Here’s what I mean…

I would propose that we reframe something written in the late 1960s and put into law in 1982, during the first Trudeau wave – Pierre Elliot – not the current wave – Justin Trudeau. I’m talking about the Charter of Rights and Freedoms.

There is so much emphasis on quoting it. One of the qualities that makes Canada a great country is this opportunity, and Canada Day throws a spotlight on this particular charter.

However, as in any area of our lives, where rights and freedoms are not balanced by responsibilities and privileges, we can end up with things getting out of kilter.

It is your right to eat whatever, whenever, and how much you choose, but where should the responsibility land for the costs of this approach…on your health, on the environment?

Is it a right or privilege to be able to drive, to graduate school/college?

Maybe at a deeper level, is freedom a right or privilege?

The debate about this concept should be neither political nor philosophical.

And this is the core theme of thriving through crisis, change, and being able to call that experience growth. When things become merely legal or philosophical, it is to allow this to become a study or something like a filibuster.

The result? There is no actual Return on Investment or desired outcome.

2 simple steps for recharging your battery

Here are two simple steps you can take to balance rights and freedoms with responsibilities and privileges, so you can recharge, grow and change.

1. Take inventory

Take a look at what are the areas of your life where you need to do recharging.

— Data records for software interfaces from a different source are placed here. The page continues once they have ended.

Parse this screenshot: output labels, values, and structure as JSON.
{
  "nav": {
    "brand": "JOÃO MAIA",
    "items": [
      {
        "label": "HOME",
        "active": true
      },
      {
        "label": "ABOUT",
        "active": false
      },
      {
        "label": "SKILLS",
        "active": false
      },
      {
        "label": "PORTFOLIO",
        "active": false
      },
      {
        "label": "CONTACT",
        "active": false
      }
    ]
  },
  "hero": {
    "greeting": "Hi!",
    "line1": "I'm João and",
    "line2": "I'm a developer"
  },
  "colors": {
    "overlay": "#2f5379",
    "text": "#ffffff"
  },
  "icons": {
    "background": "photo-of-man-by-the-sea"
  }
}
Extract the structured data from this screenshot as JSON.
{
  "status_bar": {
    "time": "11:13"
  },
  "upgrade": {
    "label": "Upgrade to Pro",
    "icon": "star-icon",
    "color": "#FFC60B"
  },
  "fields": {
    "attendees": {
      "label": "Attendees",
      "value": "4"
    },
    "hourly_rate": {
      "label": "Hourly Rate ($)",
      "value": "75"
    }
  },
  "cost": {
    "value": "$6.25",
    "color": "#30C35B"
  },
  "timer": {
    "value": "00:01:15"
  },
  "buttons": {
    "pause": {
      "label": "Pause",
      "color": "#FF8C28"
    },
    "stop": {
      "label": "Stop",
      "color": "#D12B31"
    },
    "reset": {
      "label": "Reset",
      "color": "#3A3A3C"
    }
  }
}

Examine these six areas of a healthy human being:

  • Physical
  • Emotional
  • Spiritual
  • Psychological
  • Relational
  • Moral

For example, with the last journey of this pandemic, we have seen so many people become emotionally fatigued.

The symptoms of emotional fatigue aren’t like a physical injury but will still take time and the right tools for people to rebound and deal with the grief or loss or emotional drain of this past year.

2. Don’t mistake unplugging for recharging

Don’t ever misconstrue unplugging from work as recharging.

If we look at ourselves in the context of a rechargeable battery, we all have those areas that work like domes lights in a vehicle. They drain our battery…it’s not always a big or significant drain. It’s a constant and steady draining.

Think about putting your cellphone on airplane mode. Will that recharge the battery? Of course not.

When we look at recharging, it requires the same responsibilities and privileges that give us energy. This might mean…

  • Pursuing a hobby
  • Serving others
  • Getting outdoors for an adventure

The list goes on. They all serve to recharge the six areas of normal, healthy humans.

Ask yourself an important question, too: if the pandemic – and the lockdowns – continue and you’re not able to get social time, what is your plan to fuel that part of recharging…relationships?

Celebrate your freedom, exercise your responsibility

It’s tempting to just fire off from this Canada Day weekend and celebrate your rights and freedoms. But, what would happen if you and I took the time to intentionally change – to explore our privileges and responsibilities?

There are so many things right now demanding responsibility, change. No one should pretend that the Indian Residential Schools, finding the remains of children, is something that we just pretend did not happen or does not matter. The tragic reality of this though is that no matter how much we would like to, we cannot change history. The only option is to learn from it so it does not get repeated. But I guess this is really about responsibility and freedom, isn’t it?

When change happens, viewed in hindsight, is called growth. So what would be some reasonable, desired outcomes of the two months of summer that could potentially give us a better focus headed into the fall and the forthcoming year?

My encouragement to you for a better fall, year, workplace, and home life is to take the season and redefine a positive, healthy new norm that can be grown and developed.

This means it will not be something that can be hatched, but nothing worthwhile comes easy, does it?

Would you like help with your growth journey? Let’s talk.

Related reading:

Crisis Response: An Opportunity To Build Your Culture (Part 1)
Crisis Management Is An Opportunity To Build Your Culture (Part 2)
What Is A Crisis? It’s In The Eye Of The Beholder